EXERCISE GOAL
Read the material below and count the lines holding the string "JSON". Give that count with nothing added.

RECORDS SHOWN
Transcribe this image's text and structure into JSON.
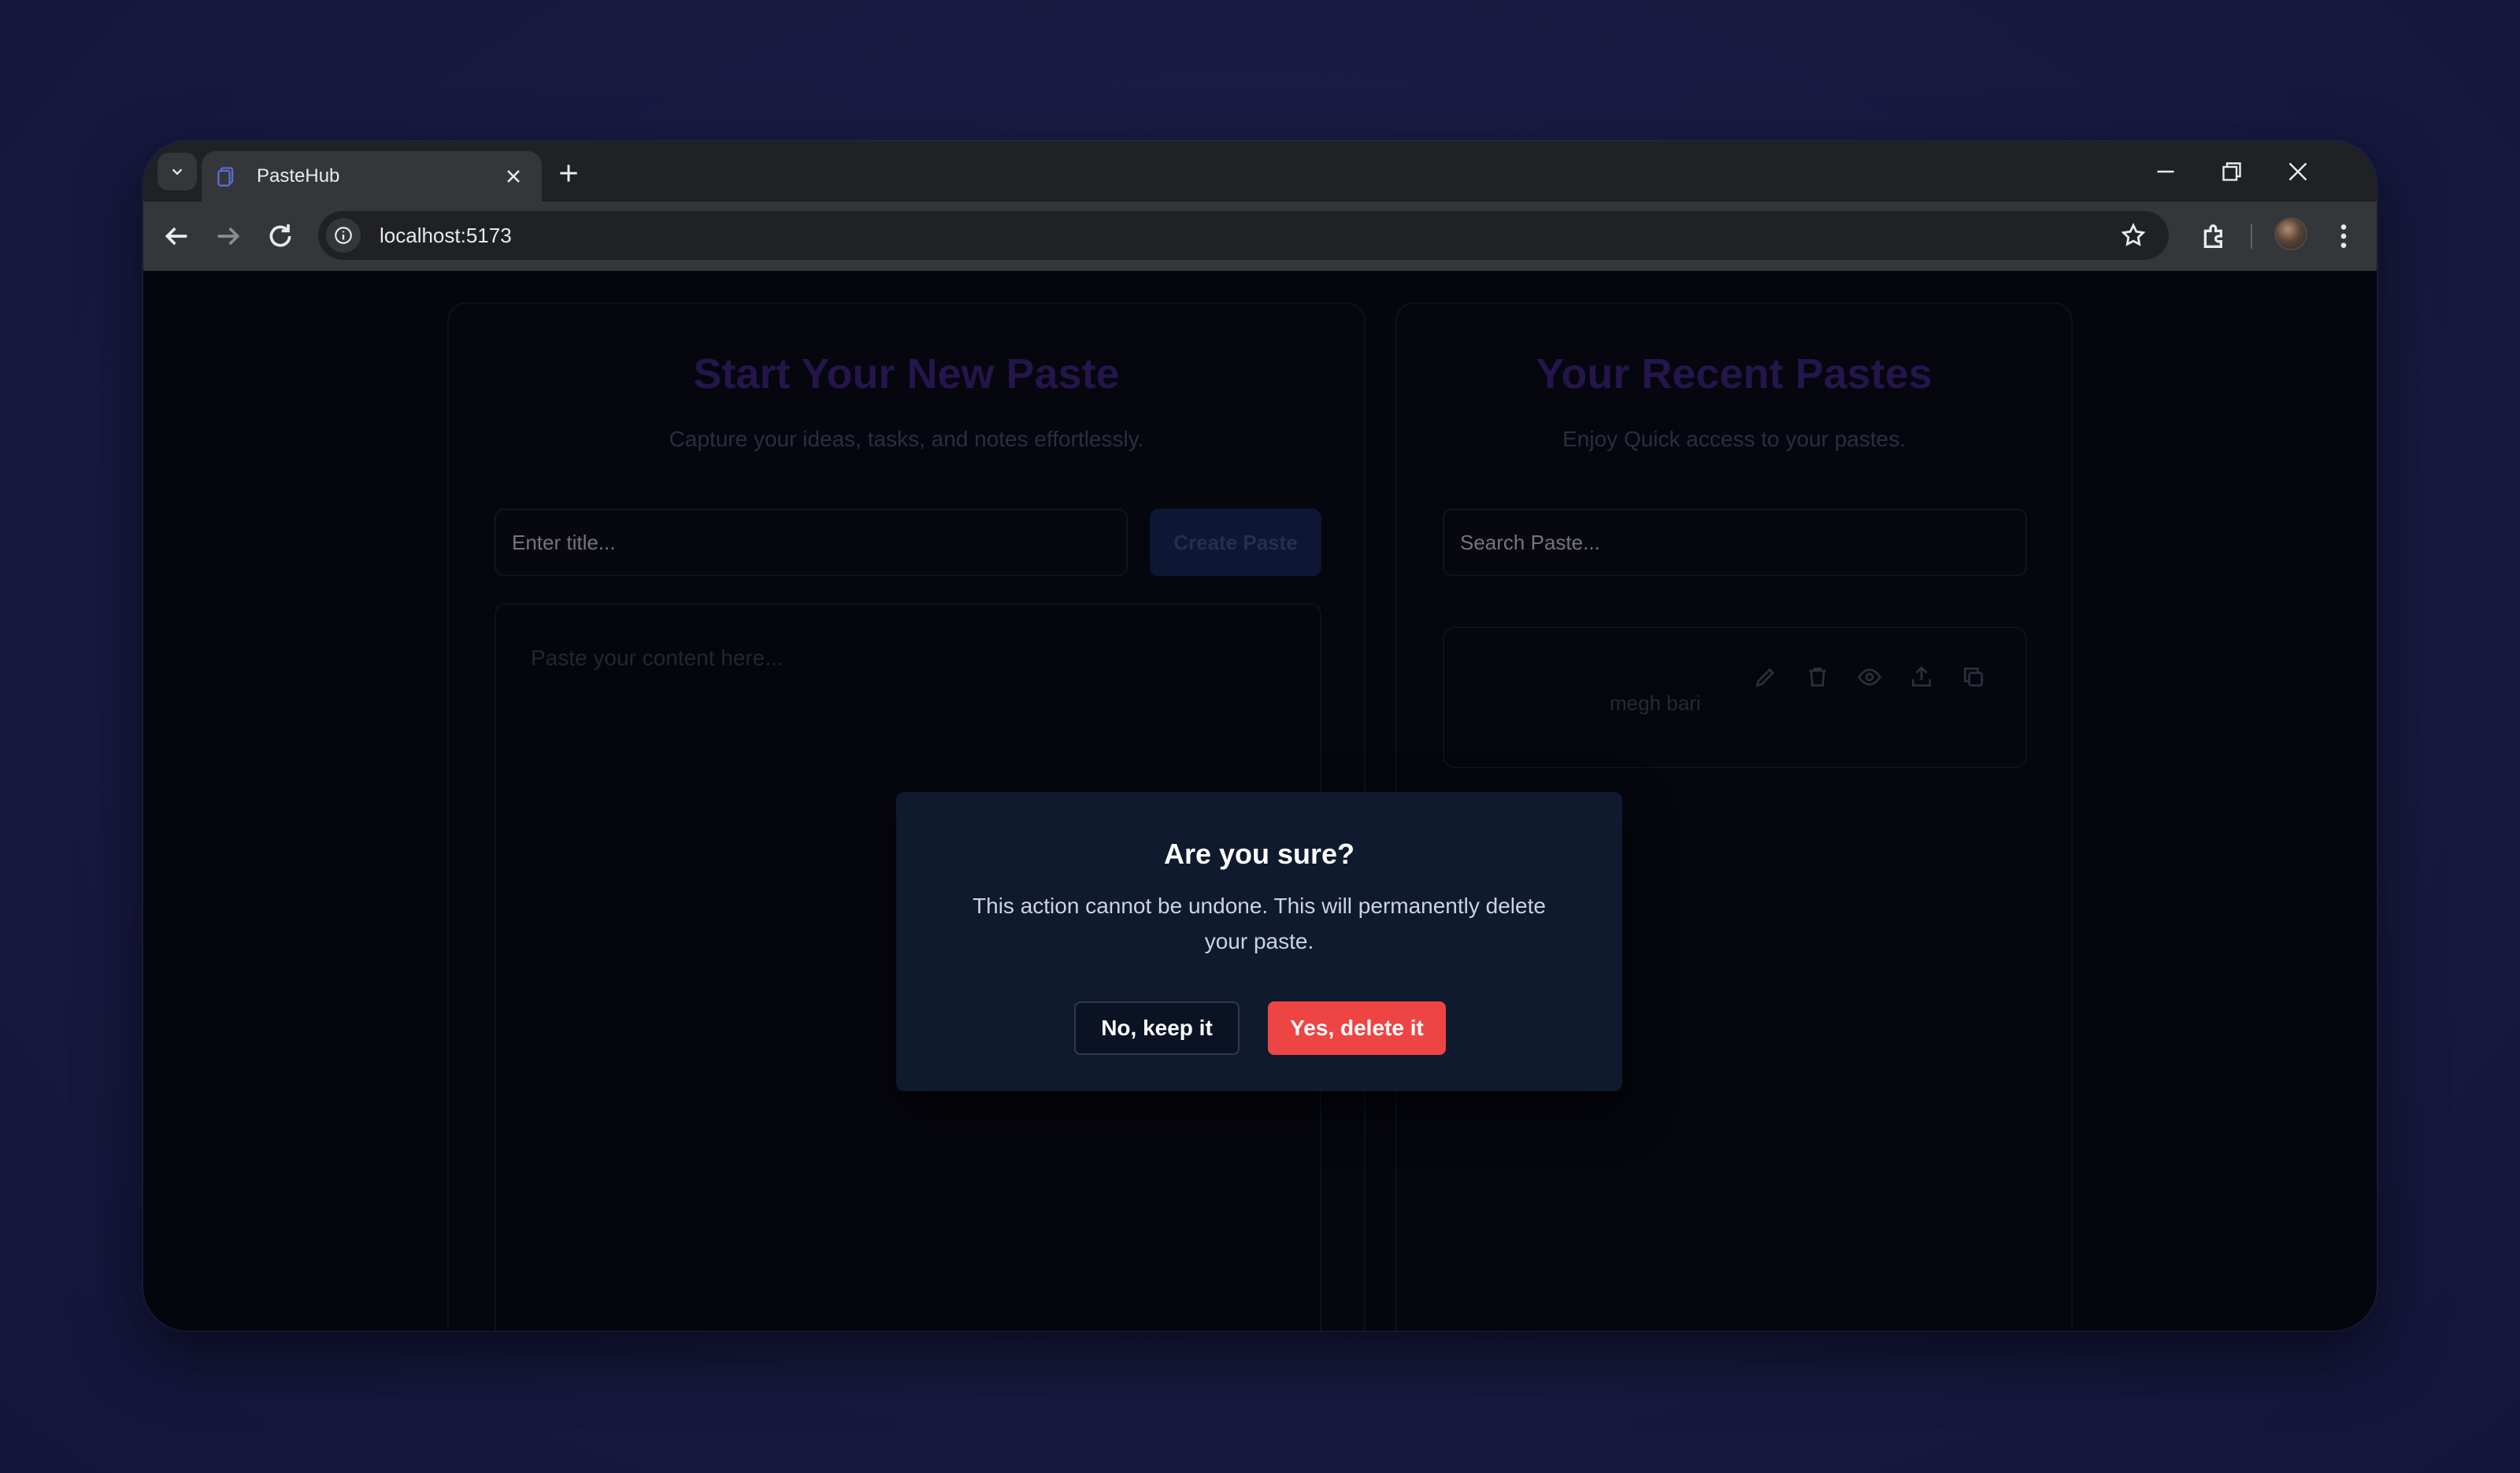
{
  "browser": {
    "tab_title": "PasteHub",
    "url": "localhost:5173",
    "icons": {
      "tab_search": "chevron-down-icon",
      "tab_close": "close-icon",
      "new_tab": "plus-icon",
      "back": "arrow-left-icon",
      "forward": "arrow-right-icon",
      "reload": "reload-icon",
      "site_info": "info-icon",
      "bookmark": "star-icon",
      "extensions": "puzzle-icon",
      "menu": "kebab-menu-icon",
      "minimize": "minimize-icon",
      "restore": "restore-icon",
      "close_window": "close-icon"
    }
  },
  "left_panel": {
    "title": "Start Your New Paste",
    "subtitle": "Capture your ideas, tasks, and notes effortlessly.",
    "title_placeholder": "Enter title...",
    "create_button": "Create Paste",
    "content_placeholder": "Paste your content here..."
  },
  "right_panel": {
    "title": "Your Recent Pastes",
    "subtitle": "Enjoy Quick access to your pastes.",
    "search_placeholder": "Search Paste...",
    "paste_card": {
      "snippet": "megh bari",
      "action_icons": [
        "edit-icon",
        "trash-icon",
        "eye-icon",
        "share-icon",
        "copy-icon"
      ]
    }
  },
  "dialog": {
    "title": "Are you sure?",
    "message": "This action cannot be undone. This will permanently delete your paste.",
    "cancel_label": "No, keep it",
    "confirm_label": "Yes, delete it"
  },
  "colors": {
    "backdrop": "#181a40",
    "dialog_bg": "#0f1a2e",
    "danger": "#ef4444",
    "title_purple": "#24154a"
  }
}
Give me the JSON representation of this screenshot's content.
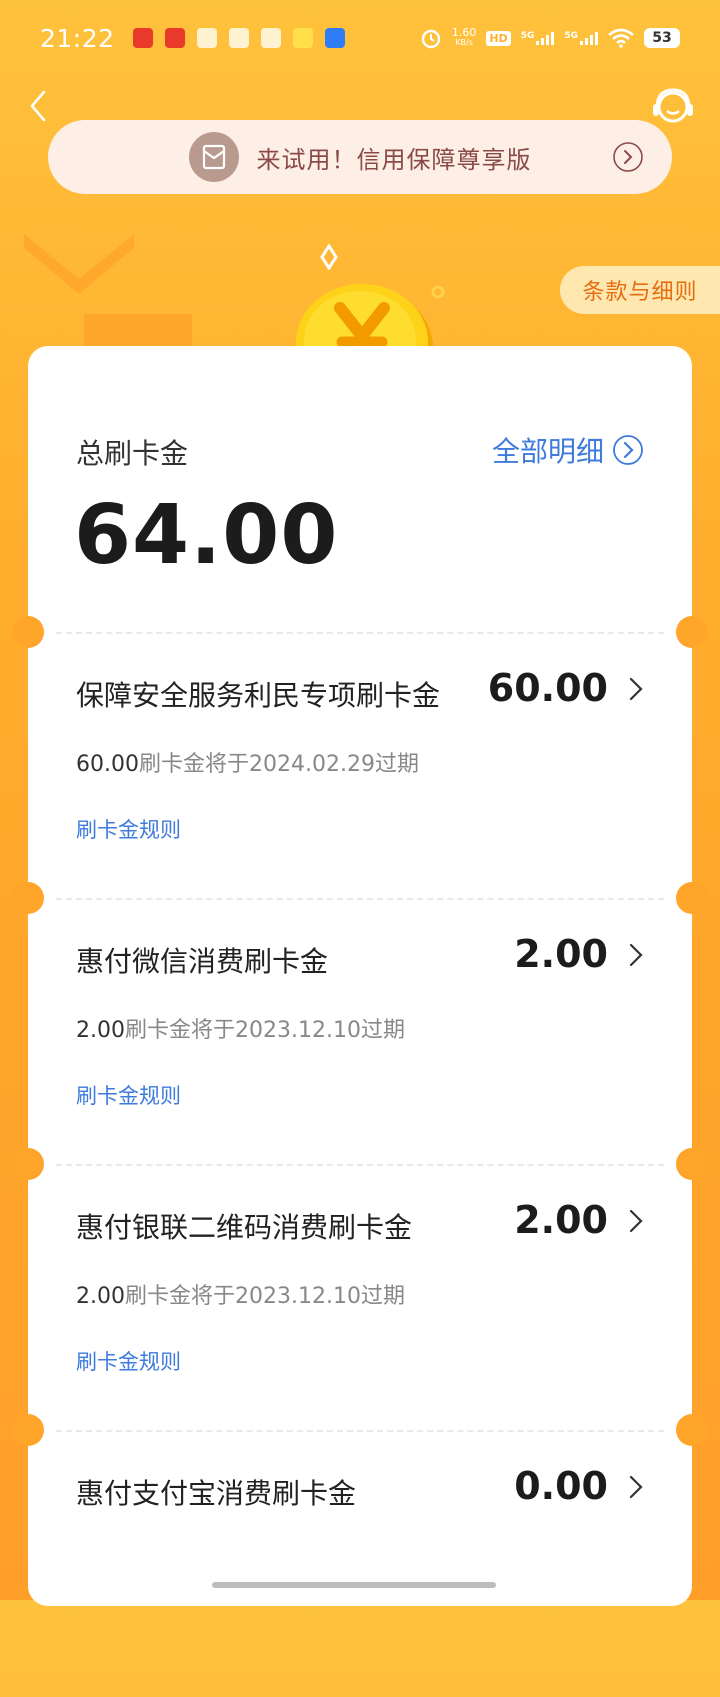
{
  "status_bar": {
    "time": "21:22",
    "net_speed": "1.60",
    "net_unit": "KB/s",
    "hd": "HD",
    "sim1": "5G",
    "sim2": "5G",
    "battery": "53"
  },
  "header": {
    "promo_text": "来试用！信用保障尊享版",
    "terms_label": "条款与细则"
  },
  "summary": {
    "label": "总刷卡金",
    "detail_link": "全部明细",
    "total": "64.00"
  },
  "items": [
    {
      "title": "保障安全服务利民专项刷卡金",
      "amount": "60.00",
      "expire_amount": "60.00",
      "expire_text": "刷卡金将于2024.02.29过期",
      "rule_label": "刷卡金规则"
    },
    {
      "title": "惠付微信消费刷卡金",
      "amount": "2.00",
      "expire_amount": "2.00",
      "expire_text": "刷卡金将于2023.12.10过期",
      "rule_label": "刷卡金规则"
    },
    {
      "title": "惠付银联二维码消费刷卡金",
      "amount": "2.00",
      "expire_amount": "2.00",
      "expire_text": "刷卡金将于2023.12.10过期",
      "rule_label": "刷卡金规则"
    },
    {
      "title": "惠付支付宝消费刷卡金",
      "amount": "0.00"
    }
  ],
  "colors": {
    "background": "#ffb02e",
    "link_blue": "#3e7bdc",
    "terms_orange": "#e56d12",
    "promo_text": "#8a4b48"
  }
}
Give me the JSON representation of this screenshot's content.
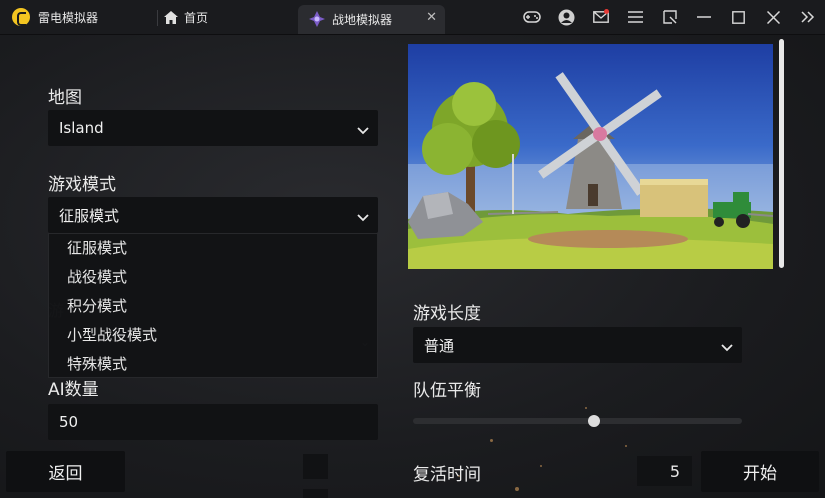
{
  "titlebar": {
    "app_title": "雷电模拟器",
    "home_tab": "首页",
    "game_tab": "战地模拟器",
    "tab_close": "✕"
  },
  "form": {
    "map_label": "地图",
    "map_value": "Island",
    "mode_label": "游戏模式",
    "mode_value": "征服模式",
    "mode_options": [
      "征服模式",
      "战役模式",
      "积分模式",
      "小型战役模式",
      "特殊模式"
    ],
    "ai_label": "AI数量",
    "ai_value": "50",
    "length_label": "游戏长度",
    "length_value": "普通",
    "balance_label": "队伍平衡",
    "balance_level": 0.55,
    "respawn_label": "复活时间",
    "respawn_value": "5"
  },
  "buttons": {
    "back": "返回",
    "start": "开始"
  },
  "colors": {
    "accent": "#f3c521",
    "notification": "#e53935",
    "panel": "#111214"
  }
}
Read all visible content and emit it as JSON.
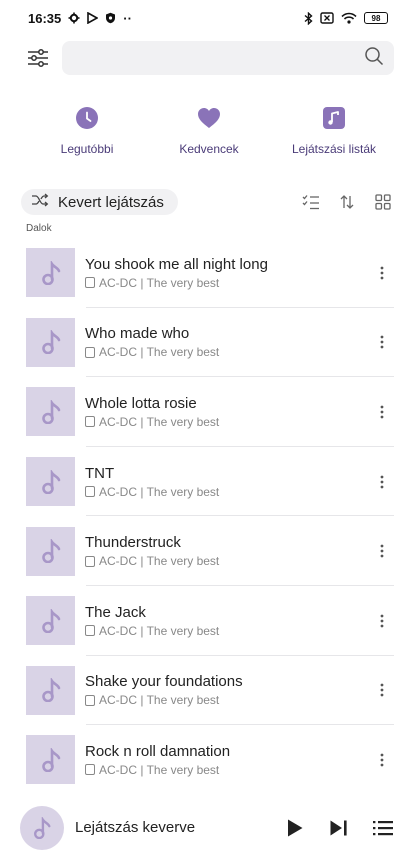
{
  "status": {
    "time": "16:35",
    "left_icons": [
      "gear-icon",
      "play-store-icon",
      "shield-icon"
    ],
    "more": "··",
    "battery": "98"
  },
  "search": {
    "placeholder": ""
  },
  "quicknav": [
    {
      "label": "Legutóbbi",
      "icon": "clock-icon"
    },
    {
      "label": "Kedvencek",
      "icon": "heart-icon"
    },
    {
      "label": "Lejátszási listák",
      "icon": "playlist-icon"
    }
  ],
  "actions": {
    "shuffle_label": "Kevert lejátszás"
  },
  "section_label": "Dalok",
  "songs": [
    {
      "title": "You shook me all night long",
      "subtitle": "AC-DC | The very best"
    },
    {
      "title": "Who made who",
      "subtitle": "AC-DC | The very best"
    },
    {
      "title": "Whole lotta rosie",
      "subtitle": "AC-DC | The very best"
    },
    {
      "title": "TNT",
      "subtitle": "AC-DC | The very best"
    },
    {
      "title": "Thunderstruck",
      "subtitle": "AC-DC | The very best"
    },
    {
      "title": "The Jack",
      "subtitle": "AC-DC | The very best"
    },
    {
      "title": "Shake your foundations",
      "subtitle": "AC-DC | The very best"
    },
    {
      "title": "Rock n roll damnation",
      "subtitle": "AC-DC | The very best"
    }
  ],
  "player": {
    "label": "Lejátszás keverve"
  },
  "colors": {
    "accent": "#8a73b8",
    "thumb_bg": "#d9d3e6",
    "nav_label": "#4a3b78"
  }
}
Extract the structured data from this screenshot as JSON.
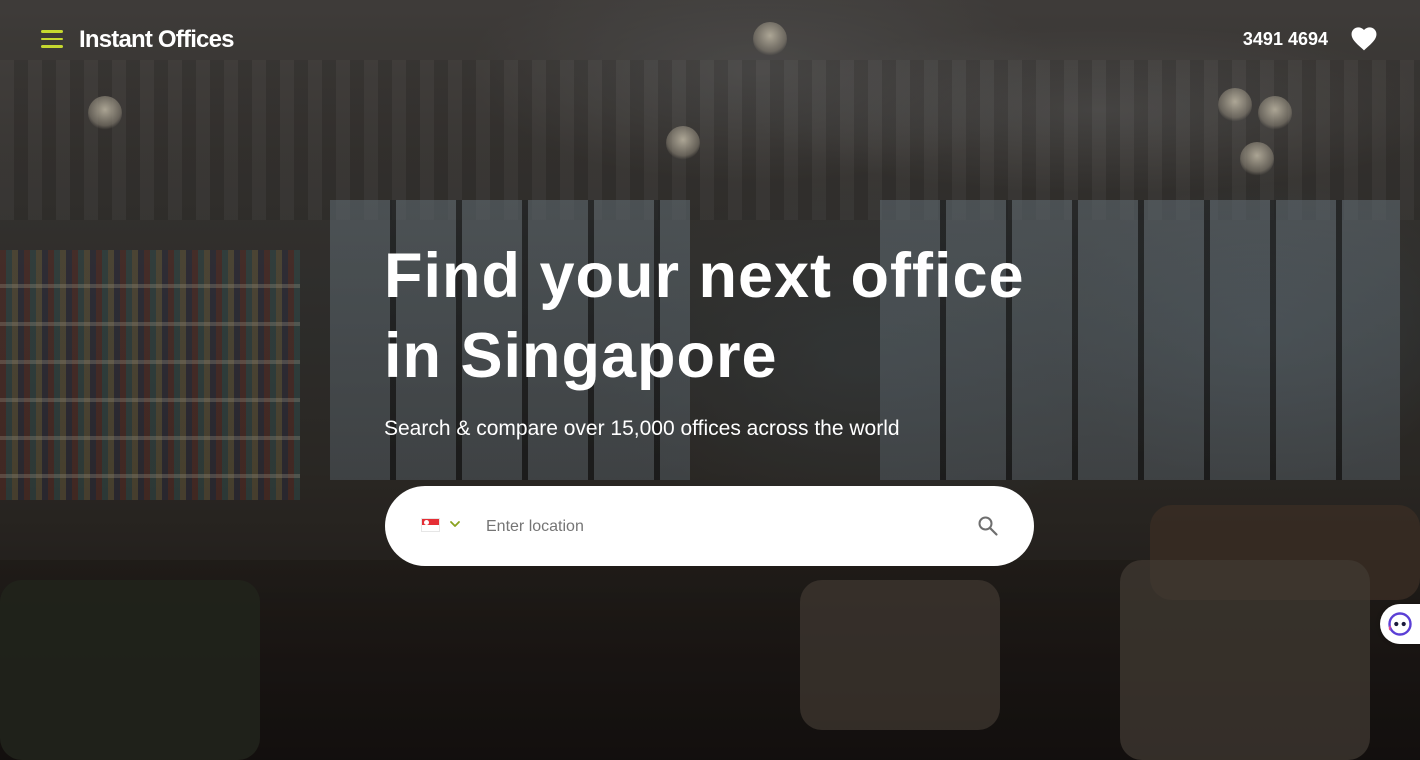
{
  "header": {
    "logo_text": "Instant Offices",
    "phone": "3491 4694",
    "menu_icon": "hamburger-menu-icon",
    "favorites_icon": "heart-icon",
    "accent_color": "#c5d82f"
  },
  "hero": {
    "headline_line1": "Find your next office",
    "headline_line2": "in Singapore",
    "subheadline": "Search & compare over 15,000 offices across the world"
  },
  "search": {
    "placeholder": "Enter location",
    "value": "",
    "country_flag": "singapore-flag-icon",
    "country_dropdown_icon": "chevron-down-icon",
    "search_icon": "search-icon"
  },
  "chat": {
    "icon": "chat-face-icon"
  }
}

RESULT BELOW
5